D.C. Court: Smith Is Not Good Law

In debates about the NSA’s mass surveillance of all our phone calling, pro-government lawyers have often tried to play a trump card called Smith v. Maryland. Smith is a 1978 Supreme Court decision as right for our times as laws requiring public buildings to provide spittoons. But lawyering rightly relies heavily on precedent, so there it was, the argument that people don’t have a constitutional interest in data about their phone calling because a suspected burglar and obscene phone-caller didn’t have such an interest back in 1976.

D.C. district court judge Richard Leon ruled today that Smith is not an appropriate precedent for considering the constitutionality of the NSA’s mass surveillance program. “[T]he Smith pen register and the ongoing NSA Bulk Telephony Metadata Program,” he concluded, “have so many significant distinctions between them that I cannot possibly navigate these uncharted Fourth Amendment waters using as my North Star a case that predates the rise of cell phones.”

When phone calling was home- or office-bound and relatively rare, people’s interest in the information about their calling was not as great as it is today. Cell phones now accompany most people everywhere they go every single day. “[T]he ubiquity of phones has dramatically altered the quantity of information that is now available and, more importantly, what that information can tell the Government about people’s lives.” (emphases omitted)

Judge Leon applied the “reasonable expectation of privacy” test in finding that he is likely to determine that the NSA’s data seizures are a Fourth Amendment violation, even though that standard has been thrown into doubt by recent Supreme Court decisions. But what is important is that his decision breaks the circular logic adopted by the panels of judges ratifying mass domestic surveillance under the Foreign Intelligence Surveillance Act. These panels believed they could act in secret because of the premise that Americans don’t have a constitutional interest in data about their calls. Their secret operations barred Americans from contesting that premise. And the band played on. Until someone leaked this mass domestic spying to the public.

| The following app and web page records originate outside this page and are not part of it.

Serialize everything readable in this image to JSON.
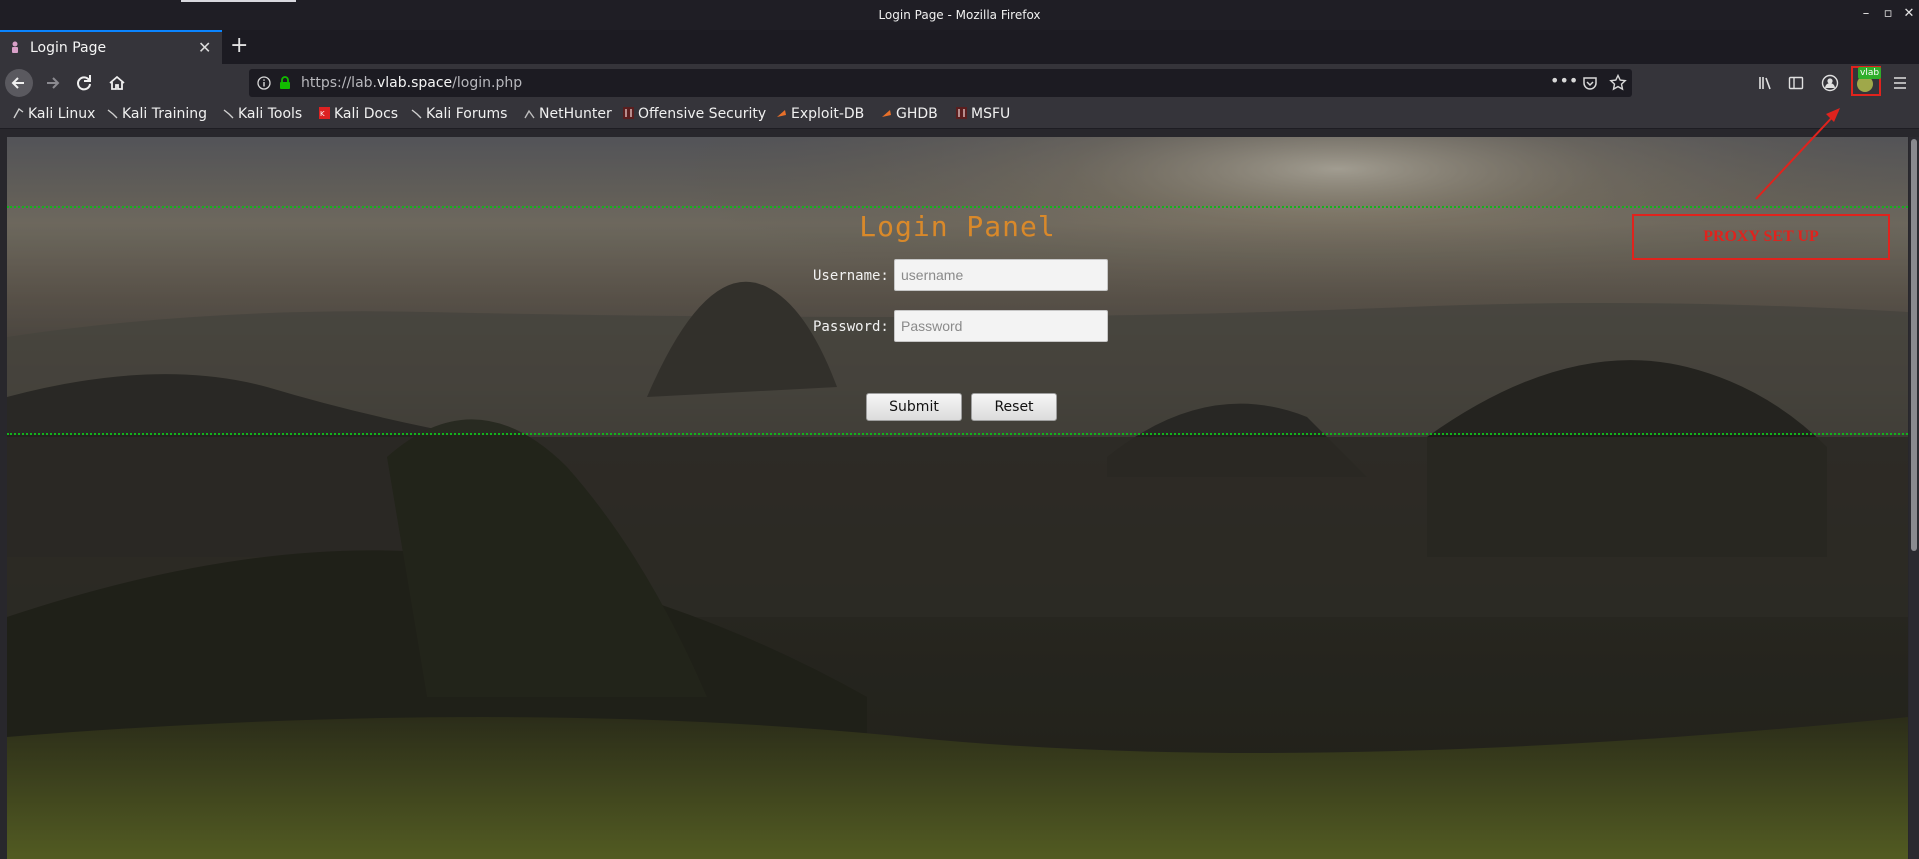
{
  "window": {
    "title": "Login Page - Mozilla Firefox"
  },
  "tab": {
    "title": "Login Page"
  },
  "urlbar": {
    "url_prefix": "https://lab.",
    "url_host": "vlab.space",
    "url_path": "/login.php"
  },
  "extension": {
    "badge": "vlab"
  },
  "bookmarks": [
    {
      "label": "Kali Linux"
    },
    {
      "label": "Kali Training"
    },
    {
      "label": "Kali Tools"
    },
    {
      "label": "Kali Docs"
    },
    {
      "label": "Kali Forums"
    },
    {
      "label": "NetHunter"
    },
    {
      "label": "Offensive Security"
    },
    {
      "label": "Exploit-DB"
    },
    {
      "label": "GHDB"
    },
    {
      "label": "MSFU"
    }
  ],
  "login": {
    "title": "Login Panel",
    "username_label": "Username:",
    "username_placeholder": "username",
    "password_label": "Password:",
    "password_placeholder": "Password",
    "submit_label": "Submit",
    "reset_label": "Reset"
  },
  "annotation": {
    "text": "PROXY SET UP",
    "color": "#e0231d"
  },
  "colors": {
    "accent": "#0a84ff",
    "title": "#d9892a",
    "guide": "#12b31c"
  }
}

Judge Leon’s assessment of the government’s interest is notable. He picked up on the fact that the government’s collection of data about all our calls is simply to make things a little quicker when they want to do an investigation.

“[T]he Government’s interest,” he writes, “is not merely to investigate potential terrorists, but rather, to do so faster than other methods might allow. … Yet … the Government does not cite a single instance in which analysis of the NSA’s bulk metadata collection actually stopped an imminent attack, or otherwise aided the Government in achieving any objective that was time-sensitive in nature.” (emphases omitted)

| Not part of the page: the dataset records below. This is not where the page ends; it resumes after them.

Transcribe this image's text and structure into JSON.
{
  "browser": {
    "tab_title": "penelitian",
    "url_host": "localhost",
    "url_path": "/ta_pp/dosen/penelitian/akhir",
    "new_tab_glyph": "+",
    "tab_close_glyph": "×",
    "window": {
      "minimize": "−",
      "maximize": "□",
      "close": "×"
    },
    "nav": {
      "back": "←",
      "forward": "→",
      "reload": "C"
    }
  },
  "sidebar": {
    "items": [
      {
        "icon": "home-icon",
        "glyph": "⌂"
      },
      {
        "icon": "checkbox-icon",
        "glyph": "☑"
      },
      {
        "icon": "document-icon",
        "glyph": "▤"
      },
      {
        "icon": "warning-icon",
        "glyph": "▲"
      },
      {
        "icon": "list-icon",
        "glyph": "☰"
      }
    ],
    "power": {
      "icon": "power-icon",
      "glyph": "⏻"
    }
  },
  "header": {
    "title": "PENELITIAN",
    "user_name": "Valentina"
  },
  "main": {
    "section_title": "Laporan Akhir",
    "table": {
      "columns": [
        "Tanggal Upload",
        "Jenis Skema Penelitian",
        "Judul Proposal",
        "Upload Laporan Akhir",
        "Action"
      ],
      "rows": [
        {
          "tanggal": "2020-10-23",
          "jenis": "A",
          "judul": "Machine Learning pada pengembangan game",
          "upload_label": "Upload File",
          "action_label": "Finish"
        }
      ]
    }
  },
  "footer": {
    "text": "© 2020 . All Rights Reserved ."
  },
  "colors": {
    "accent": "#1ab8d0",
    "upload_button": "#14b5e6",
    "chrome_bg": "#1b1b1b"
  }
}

Databasing of all our calls is a convenience and not a necessity. That stacks up poorly against the privacy costs all Americans suffer by having their phone-calling catalogued in government databases.

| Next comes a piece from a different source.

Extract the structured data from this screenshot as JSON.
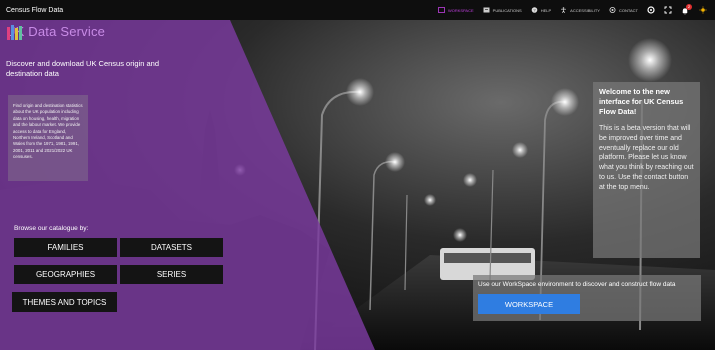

There will almost certainly be an appeal, and there will be more cases coming up through the courts that explore the many dimensions of this issue. But now we can tell our lawyer friends who have been a little too slavish to precedent that Smith v. Maryland is not good law.